### Work instructions
Find the word "time" in the data. Return every line where it appears.

Element data from apps and pages:
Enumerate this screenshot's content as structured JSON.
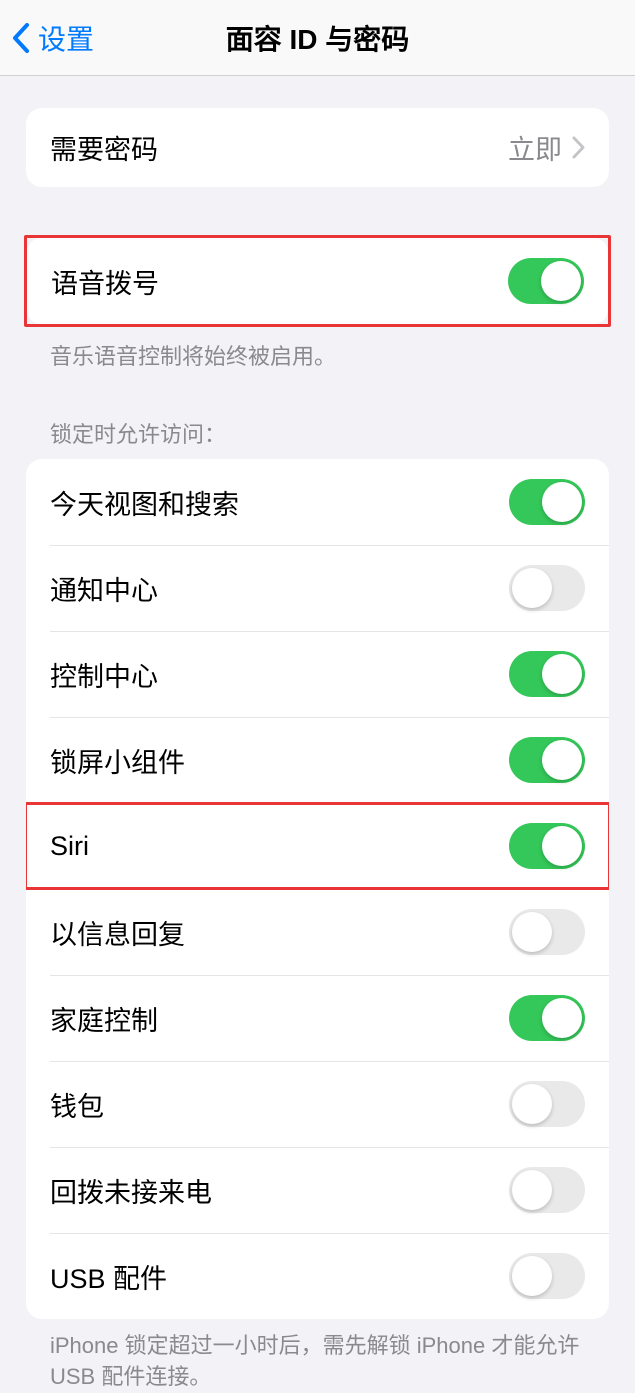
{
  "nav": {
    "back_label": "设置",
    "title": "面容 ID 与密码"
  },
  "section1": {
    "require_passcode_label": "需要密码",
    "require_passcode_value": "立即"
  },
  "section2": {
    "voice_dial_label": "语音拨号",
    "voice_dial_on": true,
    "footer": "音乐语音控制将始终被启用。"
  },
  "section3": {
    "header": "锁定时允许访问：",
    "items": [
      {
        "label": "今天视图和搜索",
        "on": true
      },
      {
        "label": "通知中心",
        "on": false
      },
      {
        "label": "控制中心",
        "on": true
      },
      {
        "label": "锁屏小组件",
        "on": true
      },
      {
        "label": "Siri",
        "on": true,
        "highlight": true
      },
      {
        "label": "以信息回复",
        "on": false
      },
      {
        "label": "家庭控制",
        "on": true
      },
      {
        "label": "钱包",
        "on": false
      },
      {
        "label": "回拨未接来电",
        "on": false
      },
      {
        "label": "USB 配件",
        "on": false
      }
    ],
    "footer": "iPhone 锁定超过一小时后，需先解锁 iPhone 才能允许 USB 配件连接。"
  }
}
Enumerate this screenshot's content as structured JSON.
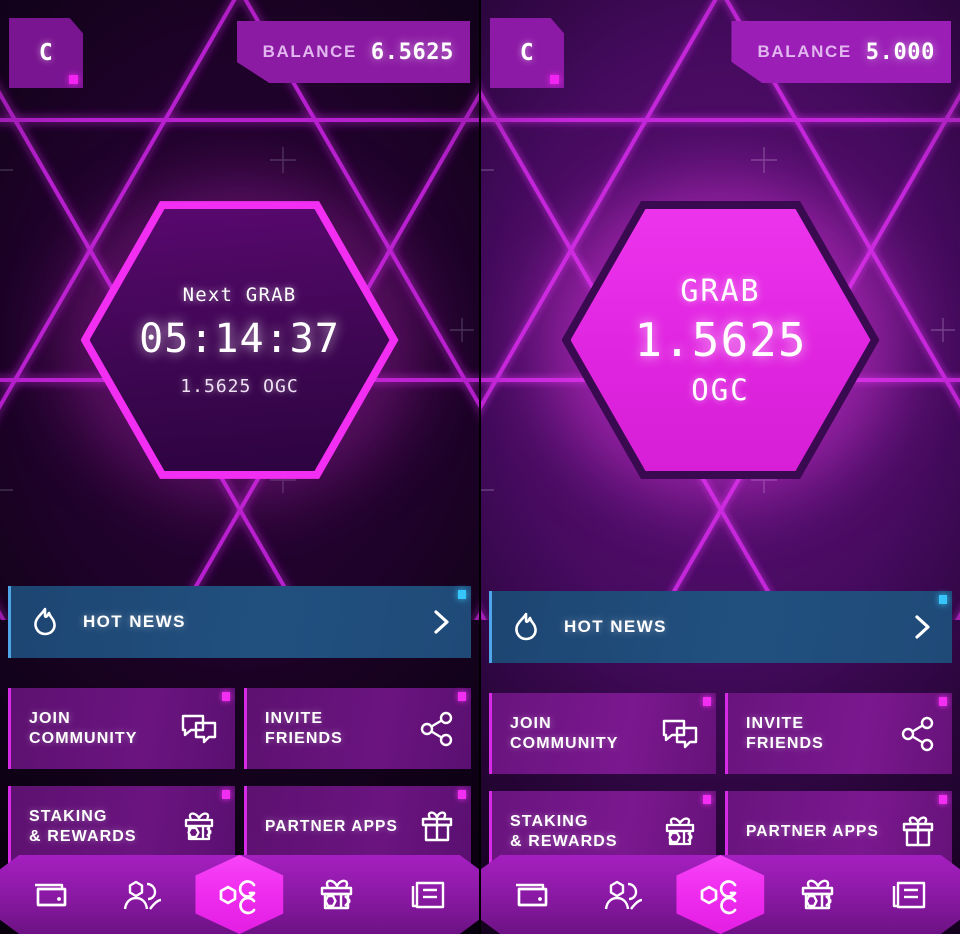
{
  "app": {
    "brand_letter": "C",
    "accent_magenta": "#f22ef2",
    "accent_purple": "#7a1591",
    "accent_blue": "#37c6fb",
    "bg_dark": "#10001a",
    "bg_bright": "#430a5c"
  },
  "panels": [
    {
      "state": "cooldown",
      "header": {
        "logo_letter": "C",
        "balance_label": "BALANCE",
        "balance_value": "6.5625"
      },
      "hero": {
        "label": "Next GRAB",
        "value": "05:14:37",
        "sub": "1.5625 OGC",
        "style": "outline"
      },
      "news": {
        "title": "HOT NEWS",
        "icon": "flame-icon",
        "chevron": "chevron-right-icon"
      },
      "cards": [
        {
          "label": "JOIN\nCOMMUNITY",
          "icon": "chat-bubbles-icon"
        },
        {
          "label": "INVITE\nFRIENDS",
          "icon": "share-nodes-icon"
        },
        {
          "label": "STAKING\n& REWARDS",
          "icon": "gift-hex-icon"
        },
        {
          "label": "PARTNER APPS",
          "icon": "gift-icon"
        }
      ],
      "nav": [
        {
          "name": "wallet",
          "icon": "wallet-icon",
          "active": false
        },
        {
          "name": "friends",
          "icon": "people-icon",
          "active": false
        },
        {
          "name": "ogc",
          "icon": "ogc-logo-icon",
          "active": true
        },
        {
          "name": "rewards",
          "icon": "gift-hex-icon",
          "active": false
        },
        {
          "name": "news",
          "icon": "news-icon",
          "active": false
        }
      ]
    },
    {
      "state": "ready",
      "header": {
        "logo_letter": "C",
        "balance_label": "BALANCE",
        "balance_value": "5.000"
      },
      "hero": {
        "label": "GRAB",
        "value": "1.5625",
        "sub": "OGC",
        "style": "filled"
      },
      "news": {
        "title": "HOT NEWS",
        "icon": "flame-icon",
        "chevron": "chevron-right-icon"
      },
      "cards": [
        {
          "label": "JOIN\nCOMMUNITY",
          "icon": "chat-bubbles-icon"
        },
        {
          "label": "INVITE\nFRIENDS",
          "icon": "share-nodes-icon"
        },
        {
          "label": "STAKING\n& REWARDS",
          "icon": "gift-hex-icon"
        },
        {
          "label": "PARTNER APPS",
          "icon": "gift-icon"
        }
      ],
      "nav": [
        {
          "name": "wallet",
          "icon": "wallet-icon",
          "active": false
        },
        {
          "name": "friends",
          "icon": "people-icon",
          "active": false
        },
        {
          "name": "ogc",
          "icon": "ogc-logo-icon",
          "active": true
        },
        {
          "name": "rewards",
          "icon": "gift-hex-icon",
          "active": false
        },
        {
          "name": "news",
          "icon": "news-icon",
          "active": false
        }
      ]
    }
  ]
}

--

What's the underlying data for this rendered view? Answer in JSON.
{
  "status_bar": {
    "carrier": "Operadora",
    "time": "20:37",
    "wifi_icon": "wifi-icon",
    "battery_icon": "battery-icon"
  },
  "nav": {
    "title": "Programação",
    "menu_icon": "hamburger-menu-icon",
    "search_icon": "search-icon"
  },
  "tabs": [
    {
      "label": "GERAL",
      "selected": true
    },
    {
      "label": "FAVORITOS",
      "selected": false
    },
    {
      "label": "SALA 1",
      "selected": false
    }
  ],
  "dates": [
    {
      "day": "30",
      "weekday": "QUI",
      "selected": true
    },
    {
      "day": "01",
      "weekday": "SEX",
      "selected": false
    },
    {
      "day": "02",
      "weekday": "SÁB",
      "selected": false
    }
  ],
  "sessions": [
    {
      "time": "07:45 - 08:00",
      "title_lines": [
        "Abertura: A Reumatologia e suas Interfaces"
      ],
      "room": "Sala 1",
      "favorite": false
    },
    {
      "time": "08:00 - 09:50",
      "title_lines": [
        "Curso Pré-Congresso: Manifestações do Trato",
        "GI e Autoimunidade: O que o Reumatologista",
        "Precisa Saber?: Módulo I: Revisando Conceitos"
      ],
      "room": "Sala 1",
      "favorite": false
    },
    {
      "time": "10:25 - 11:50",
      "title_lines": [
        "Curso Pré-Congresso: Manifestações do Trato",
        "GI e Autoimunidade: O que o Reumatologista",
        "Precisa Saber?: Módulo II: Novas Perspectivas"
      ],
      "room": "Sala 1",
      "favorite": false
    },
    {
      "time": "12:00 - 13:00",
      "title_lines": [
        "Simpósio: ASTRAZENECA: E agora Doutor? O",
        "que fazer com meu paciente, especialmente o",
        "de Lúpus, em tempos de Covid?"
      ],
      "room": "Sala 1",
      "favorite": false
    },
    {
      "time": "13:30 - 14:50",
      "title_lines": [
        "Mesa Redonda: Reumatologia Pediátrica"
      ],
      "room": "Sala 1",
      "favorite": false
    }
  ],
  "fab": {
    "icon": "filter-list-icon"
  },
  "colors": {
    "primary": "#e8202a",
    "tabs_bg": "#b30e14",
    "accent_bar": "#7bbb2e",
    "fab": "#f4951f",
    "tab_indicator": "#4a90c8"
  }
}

### Your solution
    "time": "20:37",
      "time": "07:45 - 08:00",
      "time": "08:00 - 09:50",
      "time": "10:25 - 11:50",
      "time": "12:00 - 13:00",
      "time": "13:30 - 14:50",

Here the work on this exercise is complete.